Back when I still ate dairy, a bowl of mac and cheese was a pretty fundamental part of the food pyramid. Therefore, naturally, I was pretty bummed about its absence from my diet after going vegan in 2016. That's when my husband and I started experimenting with dairy-free versions of mac and cheese. After a few good-but-not-great trial batches, we finally came up with a foolproof recipe that I legitimately would prefer over any of its regular, dairy-based cousins. 'Twas the day when the Johnston household's ultimate vegan butternut squash mac and cheese recipe was born.
The Secret Ingredient for Making the Best Vegan Mac and Cheese
If you are wondering how in the world a dairy-free mac and cheese can rival a real-deal gourmet bowl similar to what you'd be served at the Publick House, or a box of Kraft for that matter— the answer is simple. The secret is in the sauce... a butternut squash miso sauce, to be exact.
I've always loved miso soup, and sometimes used it in dressings, but never in a million years would it occur to me to use it in mac and cheese. And let me tell you, it makes all the difference. Why? Because thanks to its long fermentation process, miso brings that "funky" element that many versions of vegan mac and cheese lack. White and red miso will both work, although the red will land an even stronger umami flavor.
How to Make Vegan Butternut Squash Mac and Cheese
This dish will require either a blender or a food processor. We use a Vitamix and it takes only a minute to blend everything.
- Bake the butternut squash (or butternut pumpkin, they are the same thing).
- Soak your cashews while the butternut squash is in the oven. If you forget this step or are short of time, you can alternatively boil the cashews for five minutes.
- Cook the pasta according to package instructions. We often use lentil or chickpea pasta to optimize health benefits even further.
- Mix everything except the pasta and the topping ingredients in a blender.
- Mix the sauce with pasta in a tray and add the toppings, then bake until crispy as desired.
- Serve with chives and/or veggie-bacon on top.
This recipe is...
- & Delicious
This recipe is great on its own, but for more greens, serve it with kale or arugula salad.
How to Make Mac and Cheese Healthier
If you want to make this dish more whole-food-plant-based-friendly, skip the oil and the crispy topping, and use a different type of macaroni. Following are a few suggestions:
- Increase the amount of cashews from ½ cup to ⅔ cup (from the original 1x amount)
- Crisp up the top by broiling on high for a minute at the end of the bake instead of using breadcrumbs & oil.
- Instead of using regular semolina pasta, opt for a whole-wheat variety or a legume-based one such as lentil or chickpea. I like the latter option a lot, especially for the added protein and fiber.

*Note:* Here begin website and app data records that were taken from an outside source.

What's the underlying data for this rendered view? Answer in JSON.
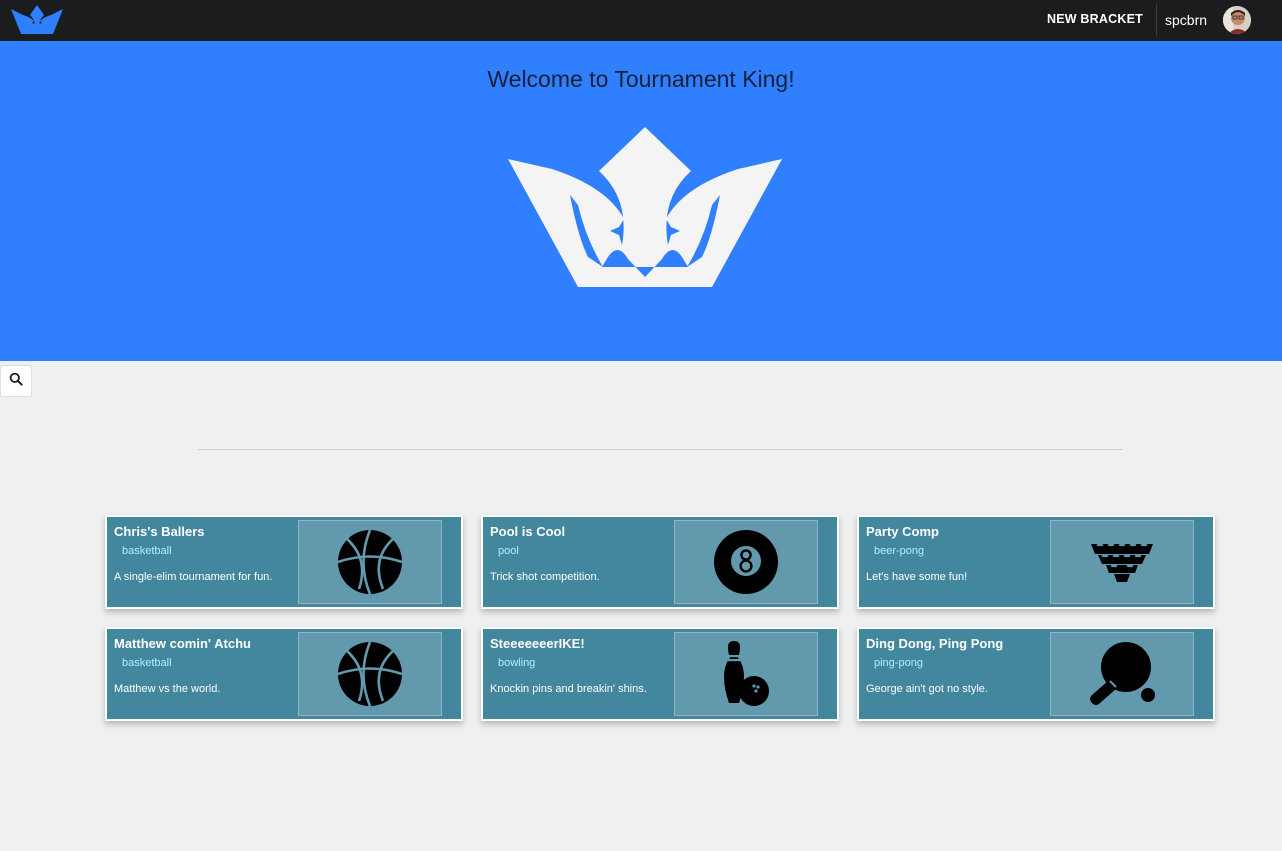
{
  "nav": {
    "new_bracket_label": "NEW BRACKET",
    "username": "spcbrn",
    "logo_icon": "crown-logo-icon",
    "accent_color": "#2f7fff"
  },
  "hero": {
    "title": "Welcome to Tournament King!",
    "background_color": "#2f7fff",
    "crown_icon": "crown-icon"
  },
  "search": {
    "icon": "search-icon"
  },
  "tournaments": [
    {
      "title": "Chris's Ballers",
      "tag": "basketball",
      "description": "A single-elim tournament for fun.",
      "icon": "basketball-icon"
    },
    {
      "title": "Pool is Cool",
      "tag": "pool",
      "description": "Trick shot competition.",
      "icon": "eight-ball-icon"
    },
    {
      "title": "Party Comp",
      "tag": "beer-pong",
      "description": "Let's have some fun!",
      "icon": "beer-pong-icon"
    },
    {
      "title": "Matthew comin' Atchu",
      "tag": "basketball",
      "description": "Matthew vs the world.",
      "icon": "basketball-icon"
    },
    {
      "title": "SteeeeeeerIKE!",
      "tag": "bowling",
      "description": "Knockin pins and breakin' shins.",
      "icon": "bowling-icon"
    },
    {
      "title": "Ding Dong, Ping Pong",
      "tag": "ping-pong",
      "description": "George ain't got no style.",
      "icon": "ping-pong-icon"
    }
  ],
  "card_colors": {
    "background": "#43879f",
    "image_panel": "#6399ac",
    "tag": "#b4ecff"
  }
}
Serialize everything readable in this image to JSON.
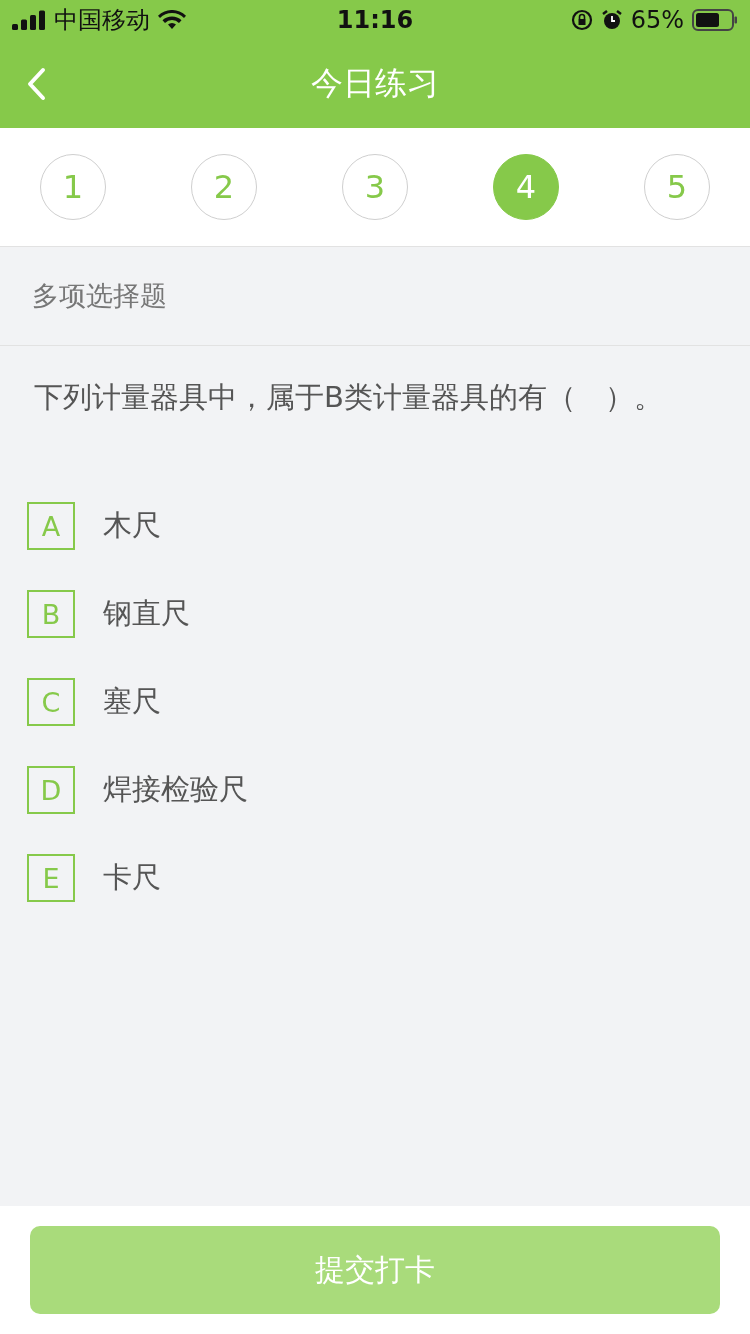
{
  "status_bar": {
    "carrier": "中国移动",
    "time": "11:16",
    "battery": "65%"
  },
  "nav": {
    "title": "今日练习"
  },
  "steps": [
    {
      "label": "1",
      "selected": false
    },
    {
      "label": "2",
      "selected": false
    },
    {
      "label": "3",
      "selected": false
    },
    {
      "label": "4",
      "selected": true
    },
    {
      "label": "5",
      "selected": false
    }
  ],
  "question": {
    "type_label": "多项选择题",
    "text": "下列计量器具中，属于B类计量器具的有（　）。",
    "options": [
      {
        "letter": "A",
        "text": "木尺",
        "selected": false
      },
      {
        "letter": "B",
        "text": "钢直尺",
        "selected": false
      },
      {
        "letter": "C",
        "text": "塞尺",
        "selected": false
      },
      {
        "letter": "D",
        "text": "焊接检验尺",
        "selected": false
      },
      {
        "letter": "E",
        "text": "卡尺",
        "selected": false
      }
    ]
  },
  "submit": {
    "label": "提交打卡",
    "disabled": true
  }
}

- If you are gluten-intolerant, either make sure that the miso paste you are using is gluten-free, or omit and use an extra ¼ cup of nutritional yeast and 1 teaspoon of salt.
Overall this recipe gets a pretty solid score on the nutrition radar even without making the changes above.
Let me know what you think if you try this recipe! It is truly perfect for cozy Fall nights in. If it isn't Fall when you are reading this, don't forget to pin it for later, and tag it with #aegeandelight on Instagram so that I can see your wonderful photos.